Data records for software interfaces
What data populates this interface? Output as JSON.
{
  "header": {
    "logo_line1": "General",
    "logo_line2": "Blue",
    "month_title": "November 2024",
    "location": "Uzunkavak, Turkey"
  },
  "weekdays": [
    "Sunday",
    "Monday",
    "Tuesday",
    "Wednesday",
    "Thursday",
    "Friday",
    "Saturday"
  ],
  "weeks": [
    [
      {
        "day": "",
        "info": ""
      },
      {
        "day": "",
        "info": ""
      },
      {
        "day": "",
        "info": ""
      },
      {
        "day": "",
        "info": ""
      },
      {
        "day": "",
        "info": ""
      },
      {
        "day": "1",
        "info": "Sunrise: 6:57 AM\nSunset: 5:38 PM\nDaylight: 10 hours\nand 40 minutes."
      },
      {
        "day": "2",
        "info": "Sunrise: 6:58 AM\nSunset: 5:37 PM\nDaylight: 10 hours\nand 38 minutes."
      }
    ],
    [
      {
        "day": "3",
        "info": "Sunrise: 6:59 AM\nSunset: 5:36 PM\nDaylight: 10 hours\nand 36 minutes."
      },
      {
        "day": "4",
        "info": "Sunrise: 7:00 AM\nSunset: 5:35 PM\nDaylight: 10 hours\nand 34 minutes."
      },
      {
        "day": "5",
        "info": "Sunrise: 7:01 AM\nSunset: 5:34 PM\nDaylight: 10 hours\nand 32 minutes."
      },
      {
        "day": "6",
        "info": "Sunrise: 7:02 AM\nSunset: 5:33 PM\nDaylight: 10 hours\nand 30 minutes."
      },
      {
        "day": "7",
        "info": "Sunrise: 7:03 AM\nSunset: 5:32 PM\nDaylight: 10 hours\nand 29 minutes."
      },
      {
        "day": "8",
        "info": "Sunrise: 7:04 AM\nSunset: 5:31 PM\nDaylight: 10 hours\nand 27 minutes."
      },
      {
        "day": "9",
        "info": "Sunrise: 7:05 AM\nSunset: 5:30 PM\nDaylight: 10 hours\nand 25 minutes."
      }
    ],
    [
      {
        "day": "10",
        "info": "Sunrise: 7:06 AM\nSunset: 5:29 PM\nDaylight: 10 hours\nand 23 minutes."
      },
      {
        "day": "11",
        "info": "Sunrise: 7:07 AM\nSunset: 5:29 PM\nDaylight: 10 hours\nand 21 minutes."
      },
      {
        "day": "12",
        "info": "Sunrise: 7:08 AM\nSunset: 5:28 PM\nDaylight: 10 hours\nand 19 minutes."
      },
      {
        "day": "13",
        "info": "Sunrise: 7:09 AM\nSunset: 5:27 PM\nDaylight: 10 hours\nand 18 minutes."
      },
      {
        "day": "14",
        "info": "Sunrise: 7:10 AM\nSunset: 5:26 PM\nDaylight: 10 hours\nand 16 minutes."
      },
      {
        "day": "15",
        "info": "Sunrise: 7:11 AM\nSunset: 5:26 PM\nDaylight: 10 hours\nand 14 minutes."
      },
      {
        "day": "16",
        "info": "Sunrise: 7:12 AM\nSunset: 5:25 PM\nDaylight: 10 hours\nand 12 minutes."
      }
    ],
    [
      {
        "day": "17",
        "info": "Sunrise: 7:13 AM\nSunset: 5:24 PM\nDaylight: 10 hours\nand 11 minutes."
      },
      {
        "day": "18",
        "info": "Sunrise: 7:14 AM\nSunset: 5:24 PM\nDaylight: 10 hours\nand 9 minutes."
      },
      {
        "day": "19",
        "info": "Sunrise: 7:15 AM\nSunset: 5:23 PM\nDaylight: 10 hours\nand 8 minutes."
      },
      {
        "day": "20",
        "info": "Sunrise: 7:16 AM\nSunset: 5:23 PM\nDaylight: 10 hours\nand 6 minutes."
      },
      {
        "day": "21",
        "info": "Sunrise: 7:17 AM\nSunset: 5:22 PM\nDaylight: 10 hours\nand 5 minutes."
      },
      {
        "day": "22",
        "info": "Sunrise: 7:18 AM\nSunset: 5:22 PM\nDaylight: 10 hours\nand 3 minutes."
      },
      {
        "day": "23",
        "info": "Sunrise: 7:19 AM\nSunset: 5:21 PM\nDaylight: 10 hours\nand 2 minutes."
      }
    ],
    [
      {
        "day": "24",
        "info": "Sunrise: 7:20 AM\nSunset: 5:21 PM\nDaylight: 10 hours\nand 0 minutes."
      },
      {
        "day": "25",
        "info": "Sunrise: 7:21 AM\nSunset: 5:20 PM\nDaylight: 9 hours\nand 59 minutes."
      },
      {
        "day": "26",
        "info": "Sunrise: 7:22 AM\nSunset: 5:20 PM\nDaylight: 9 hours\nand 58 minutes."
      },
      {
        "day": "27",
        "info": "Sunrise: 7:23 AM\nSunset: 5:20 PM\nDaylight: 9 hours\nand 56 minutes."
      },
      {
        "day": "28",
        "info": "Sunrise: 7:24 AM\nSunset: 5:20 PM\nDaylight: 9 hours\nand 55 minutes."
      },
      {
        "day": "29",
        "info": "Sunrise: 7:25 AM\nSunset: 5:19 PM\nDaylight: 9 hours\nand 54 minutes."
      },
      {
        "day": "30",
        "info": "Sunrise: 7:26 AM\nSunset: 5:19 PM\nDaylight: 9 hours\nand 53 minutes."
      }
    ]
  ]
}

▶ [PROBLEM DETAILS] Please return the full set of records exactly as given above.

▶ [PROBLEM SOLUTION]
What data populates this interface? Output as JSON.
{
  "header": {
    "logo_line1": "General",
    "logo_line2": "Blue",
    "month_title": "November 2024",
    "location": "Uzunkavak, Turkey"
  },
  "weekdays": [
    "Sunday",
    "Monday",
    "Tuesday",
    "Wednesday",
    "Thursday",
    "Friday",
    "Saturday"
  ],
  "weeks": [
    [
      {
        "day": "",
        "info": ""
      },
      {
        "day": "",
        "info": ""
      },
      {
        "day": "",
        "info": ""
      },
      {
        "day": "",
        "info": ""
      },
      {
        "day": "",
        "info": ""
      },
      {
        "day": "1",
        "info": "Sunrise: 6:57 AM\nSunset: 5:38 PM\nDaylight: 10 hours\nand 40 minutes."
      },
      {
        "day": "2",
        "info": "Sunrise: 6:58 AM\nSunset: 5:37 PM\nDaylight: 10 hours\nand 38 minutes."
      }
    ],
    [
      {
        "day": "3",
        "info": "Sunrise: 6:59 AM\nSunset: 5:36 PM\nDaylight: 10 hours\nand 36 minutes."
      },
      {
        "day": "4",
        "info": "Sunrise: 7:00 AM\nSunset: 5:35 PM\nDaylight: 10 hours\nand 34 minutes."
      },
      {
        "day": "5",
        "info": "Sunrise: 7:01 AM\nSunset: 5:34 PM\nDaylight: 10 hours\nand 32 minutes."
      },
      {
        "day": "6",
        "info": "Sunrise: 7:02 AM\nSunset: 5:33 PM\nDaylight: 10 hours\nand 30 minutes."
      },
      {
        "day": "7",
        "info": "Sunrise: 7:03 AM\nSunset: 5:32 PM\nDaylight: 10 hours\nand 29 minutes."
      },
      {
        "day": "8",
        "info": "Sunrise: 7:04 AM\nSunset: 5:31 PM\nDaylight: 10 hours\nand 27 minutes."
      },
      {
        "day": "9",
        "info": "Sunrise: 7:05 AM\nSunset: 5:30 PM\nDaylight: 10 hours\nand 25 minutes."
      }
    ],
    [
      {
        "day": "10",
        "info": "Sunrise: 7:06 AM\nSunset: 5:29 PM\nDaylight: 10 hours\nand 23 minutes."
      },
      {
        "day": "11",
        "info": "Sunrise: 7:07 AM\nSunset: 5:29 PM\nDaylight: 10 hours\nand 21 minutes."
      },
      {
        "day": "12",
        "info": "Sunrise: 7:08 AM\nSunset: 5:28 PM\nDaylight: 10 hours\nand 19 minutes."
      },
      {
        "day": "13",
        "info": "Sunrise: 7:09 AM\nSunset: 5:27 PM\nDaylight: 10 hours\nand 18 minutes."
      },
      {
        "day": "14",
        "info": "Sunrise: 7:10 AM\nSunset: 5:26 PM\nDaylight: 10 hours\nand 16 minutes."
      },
      {
        "day": "15",
        "info": "Sunrise: 7:11 AM\nSunset: 5:26 PM\nDaylight: 10 hours\nand 14 minutes."
      },
      {
        "day": "16",
        "info": "Sunrise: 7:12 AM\nSunset: 5:25 PM\nDaylight: 10 hours\nand 12 minutes."
      }
    ],
    [
      {
        "day": "17",
        "info": "Sunrise: 7:13 AM\nSunset: 5:24 PM\nDaylight: 10 hours\nand 11 minutes."
      },
      {
        "day": "18",
        "info": "Sunrise: 7:14 AM\nSunset: 5:24 PM\nDaylight: 10 hours\nand 9 minutes."
      },
      {
        "day": "19",
        "info": "Sunrise: 7:15 AM\nSunset: 5:23 PM\nDaylight: 10 hours\nand 8 minutes."
      },
      {
        "day": "20",
        "info": "Sunrise: 7:16 AM\nSunset: 5:23 PM\nDaylight: 10 hours\nand 6 minutes."
      },
      {
        "day": "21",
        "info": "Sunrise: 7:17 AM\nSunset: 5:22 PM\nDaylight: 10 hours\nand 5 minutes."
      },
      {
        "day": "22",
        "info": "Sunrise: 7:18 AM\nSunset: 5:22 PM\nDaylight: 10 hours\nand 3 minutes."
      },
      {
        "day": "23",
        "info": "Sunrise: 7:19 AM\nSunset: 5:21 PM\nDaylight: 10 hours\nand 2 minutes."
      }
    ],
    [
      {
        "day": "24",
        "info": "Sunrise: 7:20 AM\nSunset: 5:21 PM\nDaylight: 10 hours\nand 0 minutes."
      },
      {
        "day": "25",
        "info": "Sunrise: 7:21 AM\nSunset: 5:20 PM\nDaylight: 9 hours\nand 59 minutes."
      },
      {
        "day": "26",
        "info": "Sunrise: 7:22 AM\nSunset: 5:20 PM\nDaylight: 9 hours\nand 58 minutes."
      },
      {
        "day": "27",
        "info": "Sunrise: 7:23 AM\nSunset: 5:20 PM\nDaylight: 9 hours\nand 56 minutes."
      },
      {
        "day": "28",
        "info": "Sunrise: 7:24 AM\nSunset: 5:20 PM\nDaylight: 9 hours\nand 55 minutes."
      },
      {
        "day": "29",
        "info": "Sunrise: 7:25 AM\nSunset: 5:19 PM\nDaylight: 9 hours\nand 54 minutes."
      },
      {
        "day": "30",
        "info": "Sunrise: 7:26 AM\nSunset: 5:19 PM\nDaylight: 9 hours\nand 53 minutes."
      }
    ]
  ]
}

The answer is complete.